SAO PAULO/MEXICO CITY, July 2 (Reuters) - The Mexican peso and stock market both fell over 1 percent on Monday after leftist presidential candidate Andres Manuel Lopez Obrador handily won election while his allies picked up a significant number of congressional seats. The 64-year-old former Mexico City mayor on Sunday won with the widest margin in a presidential election since the 1980s, according to an official quick count that showed him taking more than half the vote - some 30 points ahead of his nearest rival. Mexico's benchmark IPC equities index had fallen 1.31 percent in morning trade, while the peso currency dropped 1.02 percent.
Wall Street was set to start the first trading day of the second half of this year with declines, as heightening risk of a tariff war between Washington and its trading partners continued to weigh on sentiments. Share of trade-sensitive U.S. companies were lower in premarket trading, with Boeing and Caterpillar down about 1 percent, while chipmakers also slid along with a host of U.S.-listed shares of Chinese companies.

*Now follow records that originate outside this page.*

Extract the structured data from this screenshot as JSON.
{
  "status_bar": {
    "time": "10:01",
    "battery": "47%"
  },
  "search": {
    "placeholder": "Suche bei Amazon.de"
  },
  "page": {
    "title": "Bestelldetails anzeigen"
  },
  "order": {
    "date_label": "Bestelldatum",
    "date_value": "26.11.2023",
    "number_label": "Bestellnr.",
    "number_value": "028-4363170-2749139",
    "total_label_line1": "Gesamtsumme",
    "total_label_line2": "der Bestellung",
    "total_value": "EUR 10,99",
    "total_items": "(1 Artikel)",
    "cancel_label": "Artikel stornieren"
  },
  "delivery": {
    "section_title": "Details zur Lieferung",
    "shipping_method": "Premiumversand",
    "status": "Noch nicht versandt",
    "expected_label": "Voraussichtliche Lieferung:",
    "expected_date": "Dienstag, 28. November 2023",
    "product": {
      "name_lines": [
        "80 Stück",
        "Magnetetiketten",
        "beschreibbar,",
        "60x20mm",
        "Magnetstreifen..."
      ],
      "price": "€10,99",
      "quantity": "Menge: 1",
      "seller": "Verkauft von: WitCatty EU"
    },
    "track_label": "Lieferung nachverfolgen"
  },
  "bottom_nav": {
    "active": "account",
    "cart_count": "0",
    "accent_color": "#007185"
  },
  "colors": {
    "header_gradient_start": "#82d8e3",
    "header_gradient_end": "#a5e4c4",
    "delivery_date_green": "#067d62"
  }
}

Global stocks were also facing the impact of a threat to Chancellor Angela Merkel's German ruling coalition, while the Mexican peso whipsawed after Andres Manuel Lopez Obrador's election victory set the stage for the most left-wing government in the country's democratic history at a time of tense relations with the United States.
A renewed slump in Chinese shares and a sobering set of global factory surveys sucked world markets lower on Monday, while the euro and Mexican peso were both jolted by political developments. It was the first trading day of the new month, quarter and half-year but there was no let up for bruised investors after the worst start to a year for world shares since 2010. Shanghai’s "bear" market lurch had continued overnight, with losses of up to 3 percent as firms await some $34 billion of U.S. tariffs this week and new business surveys showed some worrying signs of deterioration.
Political tension in Germany is dominating the headlines as we start a new week. Global stocks trade lower; the Euro, Yuan and Mexican Peso fall on trade war fears.
Mexico headed to the polls to elect a new president on Sunday and chose Andrés Manuel López Obrador, the left-wing candidate who cruised easily to victory.
A renewed slide in Chinese shares and a sobering set of factory surveys sucked Asian markets lower on Monday, while the euro and the Mexican peso were both jolted by political developments at home. MSCI's broadest index of Asia-Pacific shares outside Japan fell 0.6 percent, adding to a 2 percent drop last week. Japan's Nikkei shed 2.2 percent to an 11-week low, with a survey of manufacturers showing sentiment had darkened a shade in the face of trade war threats.
The euro slipped back in Asian trade on Monday after German Chancellor Angela Merkel was dealt a fresh blow when her interior minister offered to quit in an escalating row over migration policy. Interior Minister Horst Seehofer, who has called for tougher border controls, said he was ready to step down as minister and as chair of his Christian Social Union (CSU), junior coalition partner in Merkel's government.
Mexico voted overwhelmingly for Andres Manuel López Obrador as its next president. He’s pledging to fix the economy – but will he work with President Trump? Yahoo Finance’s Melody Hahm speaks with Shannon O’Neil of the Council on Foreign Relations.